Pause

April has 58 days after which it can’t go on. And so on.

There’s a Pandemic sentiment if ever I heard one.

This essay was the first thing I ever read by Mary Ruefle. It led me to fall instantly and completely in love with her writing. I looked it up today for the umpteenth time because today was a crying day and I needed the comfort of looking at her April Cryalog from 1998.

A page from Mary Ruefle's diary with April's Cryalog written across the top. All the days of the week are listed with various numbers of Cs next to them to indicate the number of times she did or didn't cry on any given day in the month.

I think about these pages constantly. They’re perfect. Absurd and reassuring and daunting and mundane all at once. A record of the the lunar cycles of emotion that govern how we intersect with friends, lovers, parents, strangers. I gave up trying to blog every time I got in the sea or the river and now I just make a little notation on my calendar—a tiny wave. Maybe that’s a Cryalog too.

Anyway, remember:

Happy old age is coming on bare feet, bringing with it grace and gentle words, and ways which grim youth have never known.

Make Haste Slowly

In a chapter of Always Coming Home titled “Long Names of Houses,” Le Guin writes:

“It is hard for us to conceive, harder to approve, of a serious adult person not in a hurry. Not being in a hurry is for infants, people over eighty, bums, and the Third World. Hurry is the essence of city, the very soul. There is no civilisation without hurry, without keeping ahead.”

Suddenly I’m thrown back to reading Terry Tempest Williams at the bottom of the Grand Canyon seven years ago; an image I’ve never forgotten of runners trying to outpace the Colorado River.

“The river was red. It was a race; they ran shoulder to shoulder, faster and faster, bodiesbehindandbodiesinfront, inhaling, exhaling, fat-free hearts pumping oxygen into every living cell, the body a machine, sighing, groaning, moaning like one large organism running, running, faster and faster, sweating, puking, shitting, wheezing. They outran the river, faster and faster, every one of them, two feet times thousands tapping, drumming, beating the pavement, faster and faster […]”

They are singing together, these two. (If you’re reading this via RSS, I’d recommend the on-site version for clarity in this next part.)

“The hurry may lurk invisible, contradicted by the indolent pose of the lounger at the bar or the lazy gait of the stroller along the hotel walkway, but it is there, in the terrific engines of the TWA or BSA supersonic planes that brought her from Rio, him from Rome, here to NY, NY for the IGPSA conference on implementation of GEPS, and will rush them back tomorrow, hurrying across the world of cities where there is no tense left but the present tense, every second and tenth of a second and millisecond and nanosecond clocked, the readout always moving a little faster and the A rising.”

“In our human world, we worship speed and desire.
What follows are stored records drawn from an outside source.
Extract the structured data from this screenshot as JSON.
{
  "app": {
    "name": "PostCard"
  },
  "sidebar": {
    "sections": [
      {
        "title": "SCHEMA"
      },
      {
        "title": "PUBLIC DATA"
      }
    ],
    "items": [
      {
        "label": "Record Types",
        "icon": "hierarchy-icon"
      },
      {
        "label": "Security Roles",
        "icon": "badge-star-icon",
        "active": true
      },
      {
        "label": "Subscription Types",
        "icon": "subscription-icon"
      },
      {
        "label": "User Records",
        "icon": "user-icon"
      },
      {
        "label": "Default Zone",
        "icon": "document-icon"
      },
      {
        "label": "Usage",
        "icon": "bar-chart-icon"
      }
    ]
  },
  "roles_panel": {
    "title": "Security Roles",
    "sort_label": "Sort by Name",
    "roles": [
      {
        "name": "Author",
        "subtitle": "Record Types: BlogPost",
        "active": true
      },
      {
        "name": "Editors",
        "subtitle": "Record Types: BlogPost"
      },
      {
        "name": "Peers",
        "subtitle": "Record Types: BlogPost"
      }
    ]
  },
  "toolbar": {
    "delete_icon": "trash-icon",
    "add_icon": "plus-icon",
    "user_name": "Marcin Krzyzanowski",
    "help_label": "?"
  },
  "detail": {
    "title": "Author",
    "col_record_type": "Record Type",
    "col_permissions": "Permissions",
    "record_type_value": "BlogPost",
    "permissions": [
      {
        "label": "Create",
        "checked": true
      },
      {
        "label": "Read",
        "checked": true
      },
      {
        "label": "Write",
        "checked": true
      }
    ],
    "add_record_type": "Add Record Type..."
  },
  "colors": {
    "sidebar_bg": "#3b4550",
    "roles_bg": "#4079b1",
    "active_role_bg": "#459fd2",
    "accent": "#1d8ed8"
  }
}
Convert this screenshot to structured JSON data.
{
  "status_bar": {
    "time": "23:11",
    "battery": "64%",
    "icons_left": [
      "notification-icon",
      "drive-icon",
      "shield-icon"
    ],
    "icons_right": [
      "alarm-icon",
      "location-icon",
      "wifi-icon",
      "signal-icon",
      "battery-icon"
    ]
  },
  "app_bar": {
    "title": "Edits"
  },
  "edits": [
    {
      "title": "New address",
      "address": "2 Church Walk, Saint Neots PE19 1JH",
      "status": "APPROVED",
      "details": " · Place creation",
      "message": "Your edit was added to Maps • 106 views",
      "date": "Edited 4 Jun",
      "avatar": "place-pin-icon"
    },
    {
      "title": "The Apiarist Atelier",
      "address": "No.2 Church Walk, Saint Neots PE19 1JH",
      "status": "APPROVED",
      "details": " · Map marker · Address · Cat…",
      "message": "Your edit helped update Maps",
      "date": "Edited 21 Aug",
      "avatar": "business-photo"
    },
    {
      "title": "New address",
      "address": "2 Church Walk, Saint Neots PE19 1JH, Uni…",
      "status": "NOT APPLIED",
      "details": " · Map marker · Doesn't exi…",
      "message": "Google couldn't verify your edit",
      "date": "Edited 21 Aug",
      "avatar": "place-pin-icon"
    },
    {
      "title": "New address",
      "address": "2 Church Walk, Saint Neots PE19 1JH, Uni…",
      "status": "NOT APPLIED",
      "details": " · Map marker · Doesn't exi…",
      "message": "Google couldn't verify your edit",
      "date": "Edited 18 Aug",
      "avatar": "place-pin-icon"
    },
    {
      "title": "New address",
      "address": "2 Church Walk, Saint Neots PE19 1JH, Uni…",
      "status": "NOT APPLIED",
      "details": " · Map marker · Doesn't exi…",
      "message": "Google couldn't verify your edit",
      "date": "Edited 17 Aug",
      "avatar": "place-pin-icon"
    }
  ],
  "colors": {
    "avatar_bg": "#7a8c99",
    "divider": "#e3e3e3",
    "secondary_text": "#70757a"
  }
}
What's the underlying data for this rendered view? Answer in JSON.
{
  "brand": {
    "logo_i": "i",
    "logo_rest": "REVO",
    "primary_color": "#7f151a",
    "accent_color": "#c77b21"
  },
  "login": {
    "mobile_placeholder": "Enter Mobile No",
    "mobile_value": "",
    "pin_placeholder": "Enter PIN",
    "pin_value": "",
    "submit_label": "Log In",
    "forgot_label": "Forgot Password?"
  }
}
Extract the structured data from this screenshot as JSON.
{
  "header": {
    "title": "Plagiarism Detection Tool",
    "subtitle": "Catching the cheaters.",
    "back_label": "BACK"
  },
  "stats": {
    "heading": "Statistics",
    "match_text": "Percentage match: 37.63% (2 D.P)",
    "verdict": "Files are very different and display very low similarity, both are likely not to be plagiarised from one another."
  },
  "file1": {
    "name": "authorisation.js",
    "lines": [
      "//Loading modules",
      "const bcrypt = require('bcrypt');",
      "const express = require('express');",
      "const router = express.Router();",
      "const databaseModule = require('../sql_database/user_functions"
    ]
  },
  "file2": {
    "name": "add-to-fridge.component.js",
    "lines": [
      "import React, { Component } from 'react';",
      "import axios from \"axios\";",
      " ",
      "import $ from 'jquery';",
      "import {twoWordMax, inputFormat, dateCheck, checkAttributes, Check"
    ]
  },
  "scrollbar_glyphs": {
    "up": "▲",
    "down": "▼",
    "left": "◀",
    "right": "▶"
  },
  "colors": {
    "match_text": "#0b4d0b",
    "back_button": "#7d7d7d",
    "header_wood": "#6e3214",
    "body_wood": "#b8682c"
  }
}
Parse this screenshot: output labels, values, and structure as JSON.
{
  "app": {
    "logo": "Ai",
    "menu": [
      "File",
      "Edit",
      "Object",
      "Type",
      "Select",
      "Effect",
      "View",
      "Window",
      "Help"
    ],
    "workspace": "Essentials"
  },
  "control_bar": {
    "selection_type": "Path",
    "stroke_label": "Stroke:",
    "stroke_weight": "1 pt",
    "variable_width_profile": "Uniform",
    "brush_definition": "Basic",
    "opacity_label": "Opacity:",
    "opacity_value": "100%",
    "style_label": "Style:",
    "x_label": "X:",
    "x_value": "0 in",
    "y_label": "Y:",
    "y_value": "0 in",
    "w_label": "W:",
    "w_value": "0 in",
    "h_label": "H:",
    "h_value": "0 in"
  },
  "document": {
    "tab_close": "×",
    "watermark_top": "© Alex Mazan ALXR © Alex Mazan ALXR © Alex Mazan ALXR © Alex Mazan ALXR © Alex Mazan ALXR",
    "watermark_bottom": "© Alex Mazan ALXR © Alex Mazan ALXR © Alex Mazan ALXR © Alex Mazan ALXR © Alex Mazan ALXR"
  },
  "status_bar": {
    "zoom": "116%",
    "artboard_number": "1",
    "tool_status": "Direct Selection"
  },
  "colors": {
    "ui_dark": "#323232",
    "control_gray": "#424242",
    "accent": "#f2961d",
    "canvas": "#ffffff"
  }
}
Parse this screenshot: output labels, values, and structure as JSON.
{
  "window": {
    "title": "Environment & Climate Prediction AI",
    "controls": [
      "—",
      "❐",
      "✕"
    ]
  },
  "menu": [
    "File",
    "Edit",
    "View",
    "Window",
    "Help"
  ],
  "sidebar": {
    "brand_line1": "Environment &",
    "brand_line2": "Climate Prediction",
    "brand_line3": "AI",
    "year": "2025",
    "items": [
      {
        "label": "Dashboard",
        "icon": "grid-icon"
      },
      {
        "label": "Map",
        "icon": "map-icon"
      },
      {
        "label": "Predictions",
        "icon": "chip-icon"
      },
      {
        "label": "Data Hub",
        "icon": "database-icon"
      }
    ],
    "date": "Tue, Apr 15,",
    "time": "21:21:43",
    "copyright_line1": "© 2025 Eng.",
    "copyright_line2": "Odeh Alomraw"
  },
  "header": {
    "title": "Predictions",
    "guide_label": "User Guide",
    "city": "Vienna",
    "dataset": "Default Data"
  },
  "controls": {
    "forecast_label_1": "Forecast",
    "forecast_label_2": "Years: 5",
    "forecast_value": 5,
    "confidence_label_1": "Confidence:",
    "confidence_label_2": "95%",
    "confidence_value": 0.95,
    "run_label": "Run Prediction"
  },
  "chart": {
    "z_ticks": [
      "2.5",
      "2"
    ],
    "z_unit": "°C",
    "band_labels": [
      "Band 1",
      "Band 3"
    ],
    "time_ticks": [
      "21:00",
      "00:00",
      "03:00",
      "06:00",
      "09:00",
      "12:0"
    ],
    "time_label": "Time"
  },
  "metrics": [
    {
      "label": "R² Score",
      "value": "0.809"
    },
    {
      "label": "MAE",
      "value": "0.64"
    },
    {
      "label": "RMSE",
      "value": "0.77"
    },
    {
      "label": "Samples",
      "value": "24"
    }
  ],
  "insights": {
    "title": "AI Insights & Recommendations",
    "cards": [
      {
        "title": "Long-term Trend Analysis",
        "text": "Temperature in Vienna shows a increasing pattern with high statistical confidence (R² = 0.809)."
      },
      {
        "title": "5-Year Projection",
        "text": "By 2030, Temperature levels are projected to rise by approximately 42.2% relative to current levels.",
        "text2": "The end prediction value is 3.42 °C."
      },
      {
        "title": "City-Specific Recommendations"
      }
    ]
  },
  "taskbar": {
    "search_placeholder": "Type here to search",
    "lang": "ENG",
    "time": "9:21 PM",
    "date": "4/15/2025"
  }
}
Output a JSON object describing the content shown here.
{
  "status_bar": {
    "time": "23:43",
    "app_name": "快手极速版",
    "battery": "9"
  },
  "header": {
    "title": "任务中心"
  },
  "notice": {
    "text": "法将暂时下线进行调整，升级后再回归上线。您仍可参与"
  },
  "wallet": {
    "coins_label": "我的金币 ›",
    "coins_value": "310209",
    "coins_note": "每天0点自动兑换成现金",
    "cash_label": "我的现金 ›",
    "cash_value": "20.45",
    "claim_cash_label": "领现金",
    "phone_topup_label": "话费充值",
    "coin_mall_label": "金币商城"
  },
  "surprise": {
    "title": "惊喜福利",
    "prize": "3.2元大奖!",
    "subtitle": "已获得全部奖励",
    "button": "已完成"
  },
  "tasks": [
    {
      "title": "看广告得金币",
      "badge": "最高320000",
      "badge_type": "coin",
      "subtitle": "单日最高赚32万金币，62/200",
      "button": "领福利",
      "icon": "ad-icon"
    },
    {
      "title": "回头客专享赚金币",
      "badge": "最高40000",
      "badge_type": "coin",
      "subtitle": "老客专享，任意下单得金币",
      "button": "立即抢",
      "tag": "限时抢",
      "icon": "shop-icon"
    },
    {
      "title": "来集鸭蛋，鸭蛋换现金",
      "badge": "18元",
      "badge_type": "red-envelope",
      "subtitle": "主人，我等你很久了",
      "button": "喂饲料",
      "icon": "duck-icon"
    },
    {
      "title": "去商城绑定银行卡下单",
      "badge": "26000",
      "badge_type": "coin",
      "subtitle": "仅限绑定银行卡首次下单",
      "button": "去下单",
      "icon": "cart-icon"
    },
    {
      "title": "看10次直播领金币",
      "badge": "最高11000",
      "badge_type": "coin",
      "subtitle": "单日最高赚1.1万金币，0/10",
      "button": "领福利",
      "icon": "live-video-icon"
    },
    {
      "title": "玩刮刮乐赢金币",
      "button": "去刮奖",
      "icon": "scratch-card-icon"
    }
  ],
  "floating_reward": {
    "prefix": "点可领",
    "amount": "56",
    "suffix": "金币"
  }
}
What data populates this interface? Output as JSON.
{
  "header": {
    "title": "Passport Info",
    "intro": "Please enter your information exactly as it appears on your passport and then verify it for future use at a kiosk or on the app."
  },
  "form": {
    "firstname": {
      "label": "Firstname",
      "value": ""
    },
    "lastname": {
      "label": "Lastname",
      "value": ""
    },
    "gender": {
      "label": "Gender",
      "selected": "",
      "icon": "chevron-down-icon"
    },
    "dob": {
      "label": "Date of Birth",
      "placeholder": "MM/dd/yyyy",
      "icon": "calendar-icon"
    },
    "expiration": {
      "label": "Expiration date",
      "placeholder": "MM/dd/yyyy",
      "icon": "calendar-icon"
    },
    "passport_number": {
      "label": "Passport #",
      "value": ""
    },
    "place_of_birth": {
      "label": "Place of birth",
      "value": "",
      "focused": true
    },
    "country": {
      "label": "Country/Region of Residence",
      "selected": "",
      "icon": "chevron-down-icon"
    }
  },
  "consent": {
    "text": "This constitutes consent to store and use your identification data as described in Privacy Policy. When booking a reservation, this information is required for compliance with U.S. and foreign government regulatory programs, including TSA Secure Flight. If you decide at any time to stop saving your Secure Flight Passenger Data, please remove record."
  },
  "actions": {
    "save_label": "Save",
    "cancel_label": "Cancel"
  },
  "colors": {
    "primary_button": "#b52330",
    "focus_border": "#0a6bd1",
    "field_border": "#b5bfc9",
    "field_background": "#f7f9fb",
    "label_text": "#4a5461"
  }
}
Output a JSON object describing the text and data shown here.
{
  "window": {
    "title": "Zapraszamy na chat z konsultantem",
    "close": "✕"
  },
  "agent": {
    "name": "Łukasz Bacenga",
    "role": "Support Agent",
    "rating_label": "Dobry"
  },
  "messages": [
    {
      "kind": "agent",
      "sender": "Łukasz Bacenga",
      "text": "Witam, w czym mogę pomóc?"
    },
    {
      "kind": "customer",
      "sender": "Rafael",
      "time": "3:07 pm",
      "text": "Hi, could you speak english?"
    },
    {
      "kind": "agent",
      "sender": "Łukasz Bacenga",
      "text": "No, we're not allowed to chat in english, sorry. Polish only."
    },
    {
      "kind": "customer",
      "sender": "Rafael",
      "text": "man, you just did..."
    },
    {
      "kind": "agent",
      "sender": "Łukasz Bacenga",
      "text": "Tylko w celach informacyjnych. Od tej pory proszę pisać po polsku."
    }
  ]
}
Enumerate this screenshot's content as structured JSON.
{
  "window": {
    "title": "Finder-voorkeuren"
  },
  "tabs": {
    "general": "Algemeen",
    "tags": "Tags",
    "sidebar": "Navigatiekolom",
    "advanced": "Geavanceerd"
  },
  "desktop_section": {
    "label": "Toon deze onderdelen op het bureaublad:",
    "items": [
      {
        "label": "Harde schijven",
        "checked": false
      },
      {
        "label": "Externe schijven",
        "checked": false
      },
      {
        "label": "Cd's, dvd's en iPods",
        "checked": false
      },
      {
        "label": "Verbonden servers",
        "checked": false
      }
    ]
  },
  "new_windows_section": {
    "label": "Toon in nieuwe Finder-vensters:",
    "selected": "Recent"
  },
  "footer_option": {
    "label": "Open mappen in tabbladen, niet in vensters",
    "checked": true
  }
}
We desire money. We assign money to time. What is time worth? Your time. My time. Our time. Talk fast. Work fast. Drive fast. Walk fast. Run. Who ever told us to wear jogging shoes to work? Don’t saunter. Don’t look. Speed walk. Speed dial. Federal Express will fly our thoughts around the world. We do not trust slowness, silence, or stillness.”

“Mozart’s A was a hundred and forty cycles a second, so Mozart’s piano is out of tune with all our orchestras and singers. Our A is a hundred and sixty, because the instruments sound more brilliant tuned up higher, as they all rise like sirens towards the final scream.”

“Stop time. Time? What was my time? What was your time? They are handed their time; for better or worse, their trophy is their time.”

“There is nothing to be done.”

“Where the runners stop, the river continues, a slow, strong current that now meanders through willows.”

“There is no way to heighten the pitch of the instruments of the Valley, no way to abbreviate their institutions and addresses and names to capital letters, no way to get them to move ahead.”

“I am not so easily seduced by speed as I once was. I find I have lost the desire to move that quickly in the world.”

Le Guin published Always Coming Home in 1985, but here I am reading it in 2021. Williams published Red in 2001, but I first read it in 2014. The precipitous time travel of literature never ceases to make my head spin. To discover these things all out of order and yet find them in conversation with each other—so close they could be touching. A thought moving at the speed of light, yet also crawling forward with impossible slowness.

“To see how much I can done in a day does not impress me anymore. I don’t think it’s about getting older. It feels more like honoring the gravity in my own body in relationship to place. Survival. A rattlesnake coils, its tail shakes; the emptiness of the desert is evoked.”

A thought you must think all your life long.

The rattle on the end of a rattlesnake’s tail is called a crepitaculum.